Department of Anthropology and Archaeology
Arts alumni are an accomplished crew. They have great advice for students and fellow graduates, and know that arts degrees teach skills that are sought-after in the professional environment.
Dr. Kyle Knopff is a senior wildlife biologist at Golder Associates in Calgary. He specializes in achieving wildlife conservation by assessing environmental impacts, identifying appropriate mitigation measures, and developing management plans for a wide variety of development projects, especially in the oil and gas, mining, power, and residential land development industries. He works with a wide variety of wildlife, with a particular focus on primates and large carnivores. His work on different development projects has taken him around the world, and most recently he has been working in Brazil to define impacts and develop conservation action plans after a large tailings dam failure. Throughout his career, Kyle has worked closely with government, industry, academic institutions, and environmental organizations to provide innovative solutions to complex problems pertaining to wildlife conservation and management.
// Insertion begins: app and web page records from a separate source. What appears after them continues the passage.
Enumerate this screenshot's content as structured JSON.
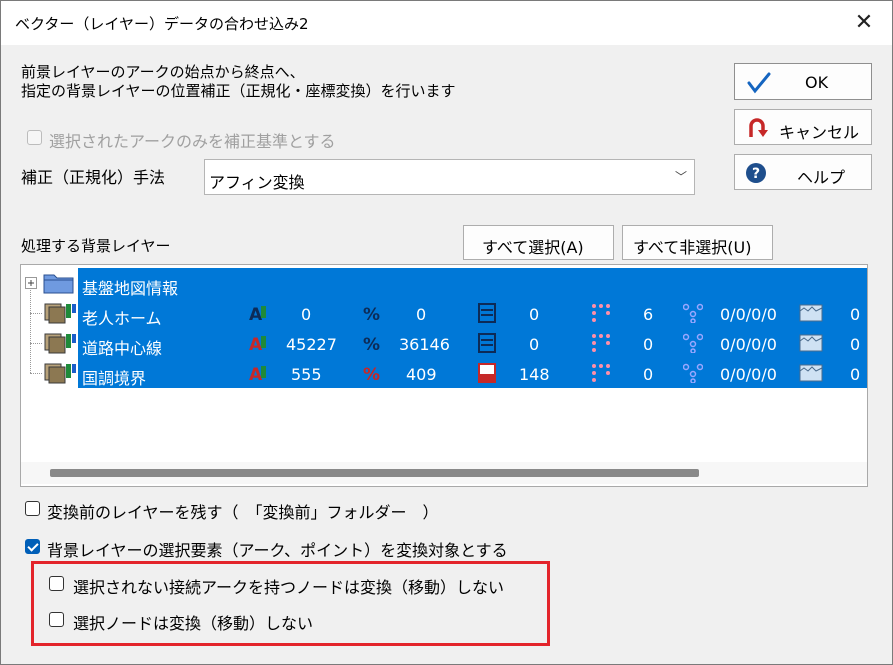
{
  "window": {
    "title": "ベクター（レイヤー）データの合わせ込み2"
  },
  "description": {
    "line1": "前景レイヤーのアークの始点から終点へ、",
    "line2": "指定の背景レイヤーの位置補正（正規化・座標変換）を行います"
  },
  "options": {
    "selected_arc_only": {
      "label": "選択されたアークのみを補正基準とする",
      "checked": false,
      "disabled": true
    },
    "keep_layer": {
      "label": "変換前のレイヤーを残す（　「変換前」フォルダー　）",
      "checked": false
    },
    "transform_selected": {
      "label": "背景レイヤーの選択要素（アーク、ポイント）を変換対象とする",
      "checked": true
    },
    "no_move_connected": {
      "label": "選択されない接続アークを持つノードは変換（移動）しない",
      "checked": false
    },
    "no_move_selected": {
      "label": "選択ノードは変換（移動）しない",
      "checked": false
    }
  },
  "method": {
    "label": "補正（正規化）手法",
    "value": "アフィン変換"
  },
  "buttons": {
    "ok": "OK",
    "cancel": "キャンセル",
    "help": "ヘルプ",
    "select_all": "すべて選択(A)",
    "deselect_all": "すべて非選択(U)"
  },
  "layers_label": "処理する背景レイヤー",
  "tree": {
    "group": "基盤地図情報",
    "rows": [
      {
        "name": "老人ホーム",
        "arcs": "0",
        "links": "0",
        "polys": "0",
        "points": "6",
        "nodes": "0/0/0/0",
        "meshes": "0"
      },
      {
        "name": "道路中心線",
        "arcs": "45227",
        "links": "36146",
        "polys": "0",
        "points": "0",
        "nodes": "0/0/0/0",
        "meshes": "0"
      },
      {
        "name": "国調境界",
        "arcs": "555",
        "links": "409",
        "polys": "148",
        "points": "0",
        "nodes": "0/0/0/0",
        "meshes": "0"
      }
    ]
  },
  "colors": {
    "selection": "#0078d7",
    "highlight_box": "#e3242b",
    "ok_check": "#1565c0",
    "cancel_arrow": "#c62828",
    "help_circle": "#1e4e8c"
  }
}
Constantly meeting interesting people that challenged me with new ideas (and Jim Paterson’s Hawaiian shirts).
If you could give one piece of advice to an undergraduate completing the same degree that you did, what would it be?
Volunteer for a few months to help out on a research program during your undergraduate – the experience is incredibly valuable.
I really enjoyed the behavioural ecology classes. Gaining a good appreciation of how evolution can affect behavior of primates, other animals, and people gave me a new perspective on how the world works.
My career has evolved to focus on applied ecology and wildlife management. I have the pleasure of working in a great diversity of places, with a wide variety of species, and on many different projects and conservation problems. My foundation in primatology has come in handy many times when working on projects in Africa and South America, where primates were often among the species of greatest conservation concern.
I have the opportunity to help shape major development projects to achieve better outcomes for wildlife
The foundation in ecology, primate behavior, and conservation biology that I obtained at the University of Calgary was the perfect educational basis for the job I have now.